Northern Nigeria has about 70 % or even more of the total land mass of Nigeria. Against that background, does it make sense for Prof Ango Abdullahi or anybody for that matter to think that the Southern part of the country which has just about 30% of the country’s landmass has nothing to be resentful about intrusive roaming of cattle, sheep and goats in that part of the country? In what way does Prof Ango Abdullahi’s announcement recalling herders of Northern origin from the South give the North the moral high ground that comes from its erstwhile ability for calm sensitivity to genuine feelings of others? What is promotional of the North’s interest in sending a signal of annoyance over an issue that could be a subject of elders’ dialogue session from the two regions? Failure to do so in this case is nothing but showcasing inability to transcend sentiments where commonsense is required.
Granted that the language of engagement on the pastoralist controversy has featured more heat than light, that should not close everyone’s eyes to the more fundamental question of whether herders from the North should still be seeking water and green materials in the South in the first case. Not with the water endowment of North from rivers such as Niger, Benue, Gongola, Rima, Hadeijia and so on to plenitude of underground water, rains and the natural ponds called Tafki.
By now, the North should have even successfully halted the desert from encroaching on the region as doing so requires nothing beyond the routinisation of planting and nurturing of trees across the North. It takes nothing other than quality leadership, from the local governments to the centre. That is how it has been possible for the Southern part of Niger Republic which borders Northern Nigeria to have tree beds which no one is allowed to trifle with in that country. Unfortunately, this is not the case in Northern Nigeria. Why?
It must be borne in mind that land and water are some of the hottest conflict issues in the contemporary world, partly because land is fixed in supply and partly because almost every other thing depends on it. It is, therefore, just NOT correct to conclude that reservations in the South about current grazing practices fits into what is believed to be a legacy of constant harassment of the North by that region.
Herdsmen are a problem for farmers everywhere. All those who were part of the Government of Jigawa State between 2007 and 2012, for example, will find it difficult to forget how problematic it was. It was no less in the mid 1990s in that and surrounding states, involving loss of lives most of the time. There is no point pretending this is not the case. And the answer is not in emotive responses such as asking herdsmen of Northern origin to return to ‘homeland’. The way forward is to find answers that consolidate the region’s comparative advantage in livestock.
In any case, other than a serious case of elite failure, why should herdsmen still be roaming about with herds in modern Nigeria? There is nothing natural or Fulani about it. It is simply that the regional elite which should have been creatively thinking and re-thinking for other groups in the society has not been doing that. Otherwise, by now, that form of farming would have been history. That is not happening because, except Prof Jubril Aminu and his idea of Nomadic Education, the rest of the elite give others the impression it is natural to the Fulani pastoralists to be roaming about. And when modernization and land consciousness are threatening pastoralism, the same elite comes up to pose as defenders of ‘Fulani way of life’. Roaming with cattle is not a Fulani way of life. It was the form of farming that was practicable at a certain time but which OUGHT to be no longer the case simply because it is no longer useful to anyone, including the herders. Just as a set of radical governors in the North abrogated Haraji and Jangali tax, so should another set have emerged with a manifesto for modernizing pastoralism. Alas, none did.
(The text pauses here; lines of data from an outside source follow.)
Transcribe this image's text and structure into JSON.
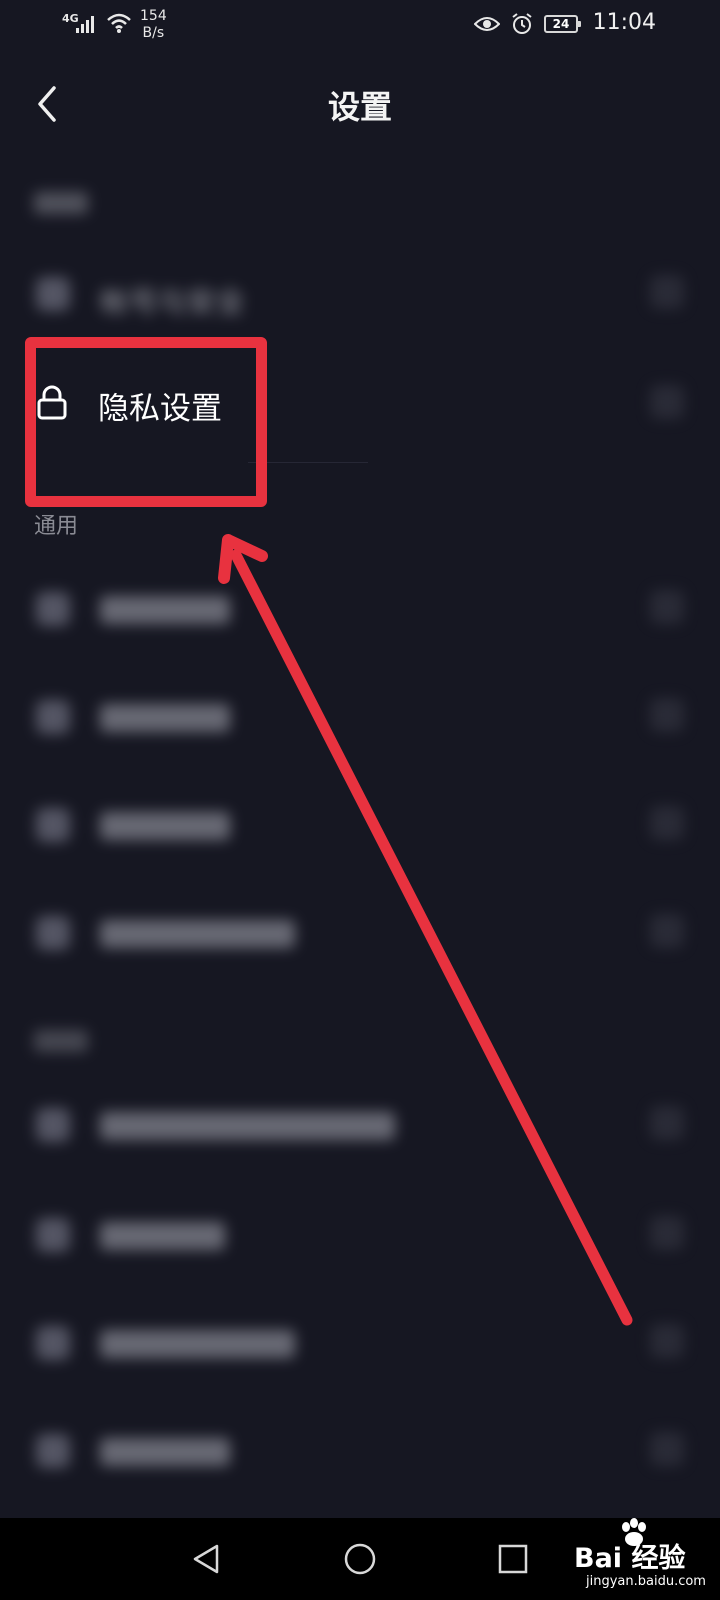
{
  "status_bar": {
    "network": "4G",
    "speed_value": "154",
    "speed_unit": "B/s",
    "battery": "24",
    "time": "11:04"
  },
  "header": {
    "title": "设置"
  },
  "privacy_item": {
    "label": "隐私设置"
  },
  "sections": {
    "general": "通用"
  },
  "blurred_text": {
    "account_item": "帐号与安全"
  },
  "watermark": {
    "brand": "Bai 经验",
    "url": "jingyan.baidu.com"
  },
  "colors": {
    "background": "#161722",
    "highlight": "#e8323f"
  }
}
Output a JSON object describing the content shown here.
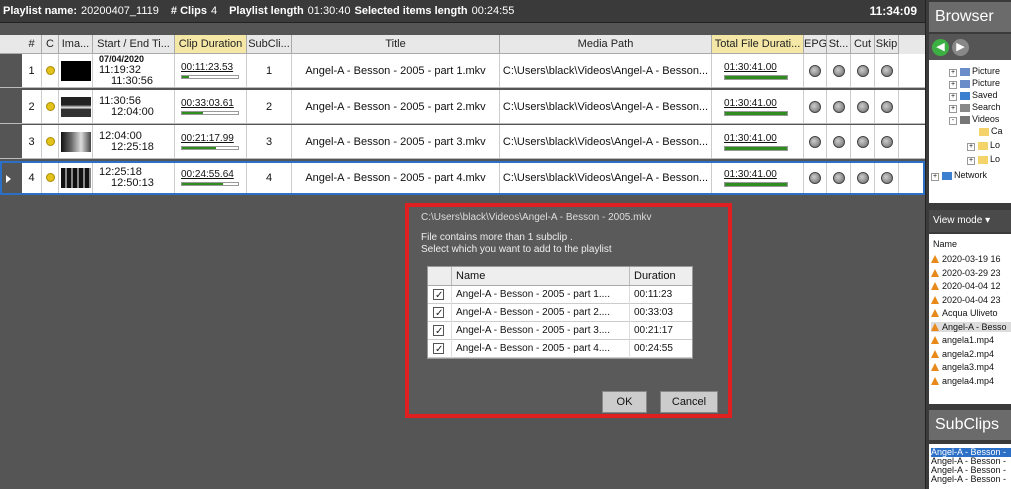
{
  "topbar": {
    "playlist_name_label": "Playlist name:",
    "playlist_name": "20200407_1119",
    "clips_label": "# Clips",
    "clips": "4",
    "length_label": "Playlist length",
    "length": "01:30:40",
    "selected_label": "Selected items length",
    "selected": "00:24:55",
    "clock": "11:34:09"
  },
  "grid": {
    "headers": [
      "#",
      "C",
      "Ima...",
      "Start / End Ti...",
      "Clip Duration",
      "SubCli...",
      "Title",
      "Media Path",
      "Total File Durati...",
      "EPG",
      "St...",
      "Cut",
      "Skip"
    ],
    "rows": [
      {
        "num": "1",
        "date": "07/04/2020",
        "start": "11:19:32",
        "end": "11:30:56",
        "duration": "00:11:23.53",
        "dur_fill": 0.12,
        "subclip": "1",
        "title": "Angel-A - Besson - 2005 - part 1.mkv",
        "path": "C:\\Users\\black\\Videos\\Angel-A - Besson...",
        "total": "01:30:41.00",
        "total_fill": 1.0
      },
      {
        "num": "2",
        "date": "",
        "start": "11:30:56",
        "end": "12:04:00",
        "duration": "00:33:03.61",
        "dur_fill": 0.37,
        "subclip": "2",
        "title": "Angel-A - Besson - 2005 - part 2.mkv",
        "path": "C:\\Users\\black\\Videos\\Angel-A - Besson...",
        "total": "01:30:41.00",
        "total_fill": 1.0
      },
      {
        "num": "3",
        "date": "",
        "start": "12:04:00",
        "end": "12:25:18",
        "duration": "00:21:17.99",
        "dur_fill": 0.6,
        "subclip": "3",
        "title": "Angel-A - Besson - 2005 - part 3.mkv",
        "path": "C:\\Users\\black\\Videos\\Angel-A - Besson...",
        "total": "01:30:41.00",
        "total_fill": 1.0
      },
      {
        "num": "4",
        "date": "",
        "start": "12:25:18",
        "end": "12:50:13",
        "duration": "00:24:55.64",
        "dur_fill": 0.73,
        "subclip": "4",
        "title": "Angel-A - Besson - 2005 - part 4.mkv",
        "path": "C:\\Users\\black\\Videos\\Angel-A - Besson...",
        "total": "01:30:41.00",
        "total_fill": 1.0
      }
    ]
  },
  "dialog": {
    "path": "C:\\Users\\black\\Videos\\Angel-A - Besson - 2005.mkv",
    "message": "File contains more than 1 subclip .\nSelect which you want to add to the playlist",
    "col_name": "Name",
    "col_duration": "Duration",
    "items": [
      {
        "name": "Angel-A - Besson - 2005 - part 1....",
        "duration": "00:11:23"
      },
      {
        "name": "Angel-A - Besson - 2005 - part 2....",
        "duration": "00:33:03"
      },
      {
        "name": "Angel-A - Besson - 2005 - part 3....",
        "duration": "00:21:17"
      },
      {
        "name": "Angel-A - Besson - 2005 - part 4....",
        "duration": "00:24:55"
      }
    ],
    "ok": "OK",
    "cancel": "Cancel"
  },
  "browser": {
    "title": "Browser",
    "tree": [
      "Picture",
      "Picture",
      "Saved",
      "Search",
      "Videos",
      "Ca",
      "Lo",
      "Lo",
      "Network"
    ],
    "view_mode": "View mode",
    "col_name": "Name",
    "files": [
      "2020-03-19 16",
      "2020-03-29 23",
      "2020-04-04 12",
      "2020-04-04 23",
      "Acqua Uliveto",
      "Angel-A - Besso",
      "angela1.mp4",
      "angela2.mp4",
      "angela3.mp4",
      "angela4.mp4"
    ]
  },
  "subclips": {
    "title": "SubClips",
    "items": [
      "Angel-A - Besson -",
      "Angel-A - Besson -",
      "Angel-A - Besson -",
      "Angel-A - Besson -"
    ]
  }
}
That is a unique elite failure and there is need to reverse it as a matter of developmental priority. It is not rocket science and it takes nothing in human and material terms to accomplish. It is all about stopping the environment from degenerating partly due to practices that favour massive deforestation.
The challenge here is that of reflections and reflexivity in the North, not that of unproductive bickering with other regions on issues the North may not be on moral high ground. A region with the poverty profile and degree of ethno-religious, class, inter-party and gender bitterness as the North today ought to be thinking about more serious option on re-building trust and on pathways to progress.